The White House signaled Monday it is open to more negotiations with opposition Democrats on a coronavirus aid package and willing to spend more money to reach a deal. “We’re prepared to put more money on the table,” Treasury Secretary Steven Mnuchin told CNBC. “The president is determined to spend what we need to spend.”  U.S. President Donald Trump signs executive measures for economic relief during a news conference amid the spread of the coronavirus disease, at his golf resort in Bedminster, N.J., Aug. 8, 2020.President Donald Trump signed executive orders Saturday extending a portion of the expired benefits to millions of unemployed workers and deferring payroll taxes for many employed Americans. In a new Twitter comment, he did not rule out more negotiations but blamed Senate Democratic leader Chuck Schumer and House Speaker Nancy Pelosi for Friday’s collapse of talks on an aid package.  “So now Schumer and Pelosi want to meet to make a deal,” Trump tweeted. “Amazing how it all works, isn’t it. Where have they been for the last 4 weeks when they were “hardliners”, and only wanted BAILOUT MONEY for Democrat run states and cities that are failing badly? They know my phone number!” So now Schumer and Pelosi want to meet to make a deal. Amazing how it all works, isn’t it. Where have they been for the last 4 weeks when they were “hardliners”, and only wanted BAILOUT MONEY for Democrat run states and cities that are failing badly? They know my phone number!

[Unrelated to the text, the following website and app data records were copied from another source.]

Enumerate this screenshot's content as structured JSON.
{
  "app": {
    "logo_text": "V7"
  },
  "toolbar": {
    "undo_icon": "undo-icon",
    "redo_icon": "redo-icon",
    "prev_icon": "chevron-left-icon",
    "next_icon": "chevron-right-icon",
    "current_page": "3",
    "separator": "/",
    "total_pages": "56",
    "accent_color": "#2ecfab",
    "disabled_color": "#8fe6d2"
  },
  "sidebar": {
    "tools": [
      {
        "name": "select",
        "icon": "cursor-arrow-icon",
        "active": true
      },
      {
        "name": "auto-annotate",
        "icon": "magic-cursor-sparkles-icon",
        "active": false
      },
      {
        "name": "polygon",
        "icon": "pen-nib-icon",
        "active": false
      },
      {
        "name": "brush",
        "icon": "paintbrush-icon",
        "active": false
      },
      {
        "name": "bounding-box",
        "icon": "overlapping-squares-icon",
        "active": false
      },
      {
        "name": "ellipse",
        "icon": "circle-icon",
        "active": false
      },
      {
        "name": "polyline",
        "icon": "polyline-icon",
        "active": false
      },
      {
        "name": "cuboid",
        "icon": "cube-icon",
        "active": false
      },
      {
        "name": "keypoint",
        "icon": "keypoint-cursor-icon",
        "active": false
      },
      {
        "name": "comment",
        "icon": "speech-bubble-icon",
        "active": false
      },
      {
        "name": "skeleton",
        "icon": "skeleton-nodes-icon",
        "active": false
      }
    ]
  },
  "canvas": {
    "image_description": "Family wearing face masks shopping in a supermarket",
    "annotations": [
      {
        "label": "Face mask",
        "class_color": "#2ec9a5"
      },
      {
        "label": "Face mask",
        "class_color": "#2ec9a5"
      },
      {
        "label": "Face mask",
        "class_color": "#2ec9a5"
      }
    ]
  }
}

— Donald J. Trump (@realDonaldTrump) House Speaker Nancy Pelosi, accompanied by Senate Minority Leader Sen. Chuck Schumer, left, speak to reporters following a meeting with Treasury Secretary Steven Mnuchin and White House Chief of Staff Mark Meadows, Aug. 7, 2020.As the talks collapsed last week, Schumer and Pelosi said Democrats were willing to cut $1 trillion from their original demand for White House approval of the $3.4 trillion coronavirus aid package approved by the Democrat-controlled House of Representatives in mid-May. They said the White House should at the same time double its call for a $1 trillion deal to at least $2 trillion, but the Trump administration refused. The Treasury chief said the Trump administration is willing to spend more money, but not “unlimited amounts of money that don’t make sense.” Mnuchin said the two sides have “agreed on more money for businesses that are particularly hard hit,” sending another $1,200 check economic stimulus check to most adult Americans, providing more aid to schools so they can reopen safely and more money for hospitals and the development of vaccines to combat the coronavirus. But one key sticking point in the coronavirus talks is additional aid to state and local governments, the assistance Trump disparaged as “bailout money” for jurisdictions run by opposition Democrats. Pelosi and Schumer say the hard-pressed state and local governments need $1 trillion. “We’ve offered more money for state and local [governments],” Mnuchin said, “but we’re not going to give a trillion…. That’s just not a reasonable approach.”  Mnuchin called for congressional passage of aid the two sides have agreed on while talks continue on disputed items, but the Democrats have balked at a piecemeal approach to an aid package. Mnuchin declined to speculate when talks could resume. With the collapse in the negotiations, Mnuchin said Trump “needed to take action,” the executive orders he signed at a golf resort he owns in Bedminster, New Jersey. In Sunday talk show appearances, Schumer and Pelosi derided the provisions as too limited to help unemployed workers or other Americans impacted by the coronavirus. Pelosi also said Trump’s actions were unconstitutional since U.S. authority for spending legislation rests with Congress, not the president. FILE – Motorists take part in a caravan protest in front of Senator John Kennedy’s office at the Hale Boggs Federal Building asking for the extension of the $600 in unemployment benefits to people out of work, in New Orleans, La., July 22, 2020.In the fruitless negotiations, Democrats sought to extend the $600-a-week federal government boost to less generous state unemployment benefits through the end of 2020 after they expired at the end of July. Trump cut the figure to $400 and said states should pay $100 of that amount. The president also suspended the 7.65% payroll tax for workers who make less than $100,000 a year through the end of 2020. Unemployed workers, who do not pay the tax because they aren’t collecting a paycheck, won’t benefit. The taxes are used to fund pensions and health care for older Americans. The money would need to be paid back eventually unless Congress acts to write off the deferred taxes.  Trump also said he was extending protections for rental tenants threatened with eviction, further delaying student loan payments and maintaining zero percent interest on federally financed loans. The spread of the pandemic remains unchecked in the U.S. with the country’s number of confirmed cases topping 5 million on Sunday and the death toll more than 163,000. Both figures are the biggest national totals across the globe.